Keep Calm and Carry Inventory (But Not Too Much)
Supply chain optimization and a World War II slogan (and the movie Fight Club)!
Inventory optimization is at the heart of the supply chain corpus. But what’s the secret to knowing how much inventory to stock? Is it based on your customers’ orders? Your customers’ forecasts? Your suppliers’ lead times? Your order placement policy? The size of your warehouse? The amount of money you have to spend? Other factors like expiration dates, seasonality, marketing campaigns, minimum orders, order multiples and safety stocks?
The answer, of course, can be found in an abandoned World War II slogan.
The British government created the slogan “Keep Calm And Carry On” in anticipation of World War II. The year was 1939 and Nazi Germany was racing across Europe like a monster truck over speed bumps made of bunnies. The Brits printed about two and a half million posters with the Keep Calm slogan… and never put a single one up. They sat in a warehouse until they were recycled for pulp. The rest of this blog post could be spent discussing the sub-optimized inventory planning of the British government’s Ministry of Slogans, but instead we’ll transition to another cultural event that didn’t meet the expectations of its time, the movie “Fight Club”.
With its $63 million budget and its $37 million box office gross (US only), David Fincher’s 1999 celluloid polemic was roundly hailed, booed and chased from theaters. Like the Brits’ slogan from 60 years earlier, it went unappreciated in its time.
Ironically, a year after Tyler Durden slugged his way into theaters – a Keep Calm And Carry On poster was rediscovered and the slogan has since proliferated and found itself parodied and twisted onto everything from coffee mugs to supply chain blog posts. And “Fight Club” was reborn as an on-demand, cable and download staple – a cinematic anthem to the devastating powerlessness and ferocity of maleness.
Supply chain and inventory optimization, too, are things usually talked about with a lot of promise – and that promise can go unfulfilled. There are meetings held, projects initiated and metrics developed. But supply chain – like fending off the Blitz and not talking about Fight Club – is hard. It takes discipline and its benefits may not immediately be apparent. But stick with it. Trust me, supply chain holds the promise that one day, you’ll end up emblazoned on T-shirts like Brad Pitt or a decade’s old morale booster. At the very least, an optimized supply chain can improve your:
--Inventory accuracy, allowing you to ship your customers what they want, when they want it
--Inventory control, giving you confidence in what you’ve got in your planning system is what you’ve got in your warehouse
--Inventory spend, managing your company’s expenses
The secret to knowing how much inventory to stock is as simple as having qualified supply chain professionals managing that process.
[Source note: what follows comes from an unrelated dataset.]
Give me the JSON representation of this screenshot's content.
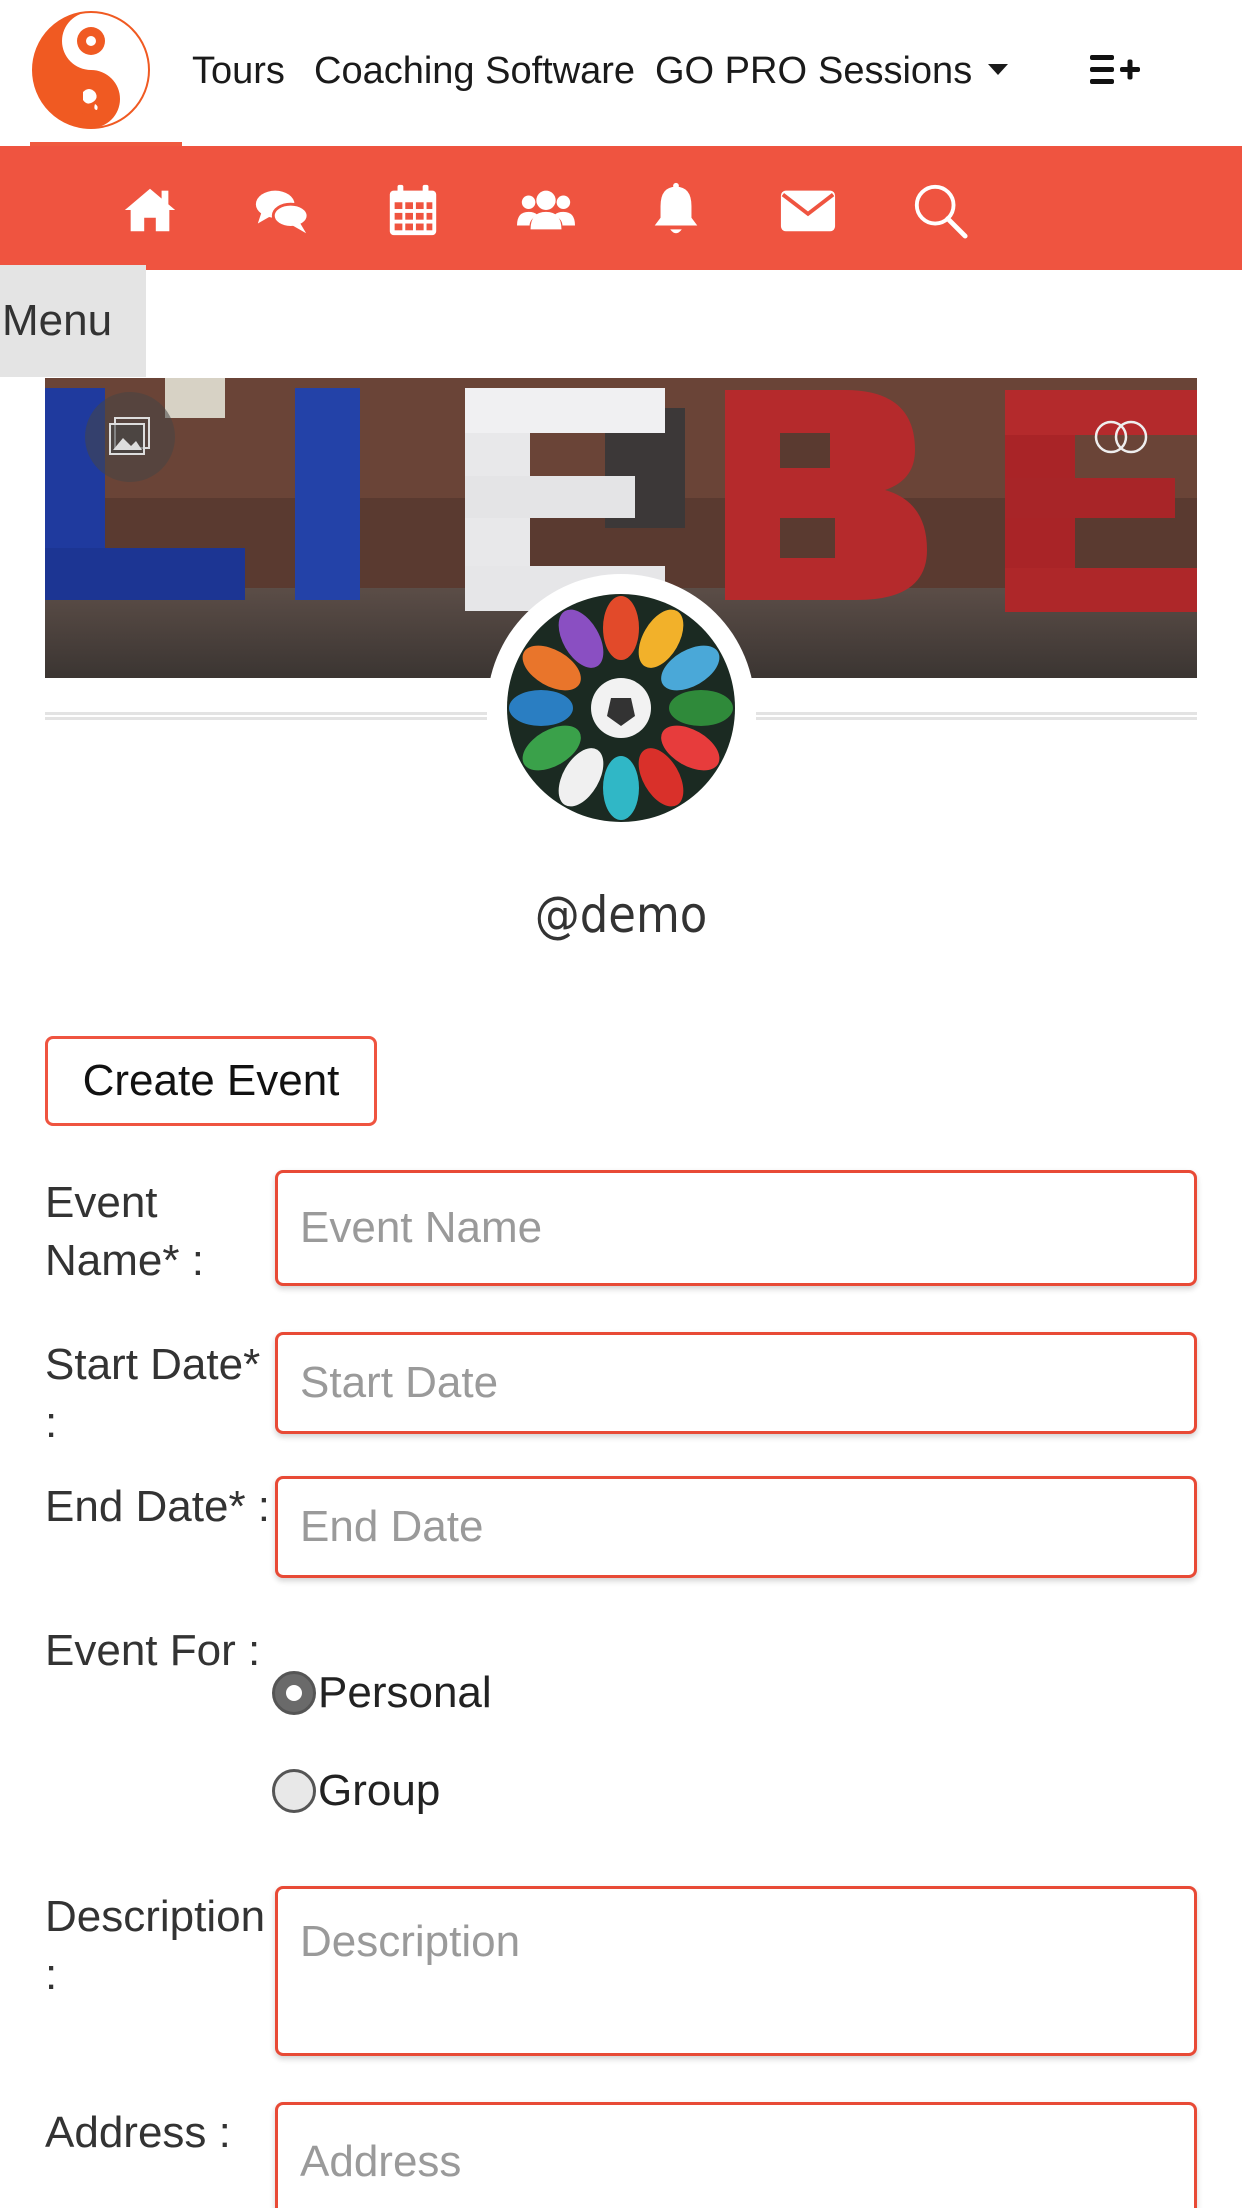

A good supply chain pro will take all those factors in paragraph one and layer them into your MRP system (or help you identify the right MRP system) and supply chain processes (or help you design your supply chain processes), so that you don’t end up recycling two and a half million copies of a really good idea into pulp.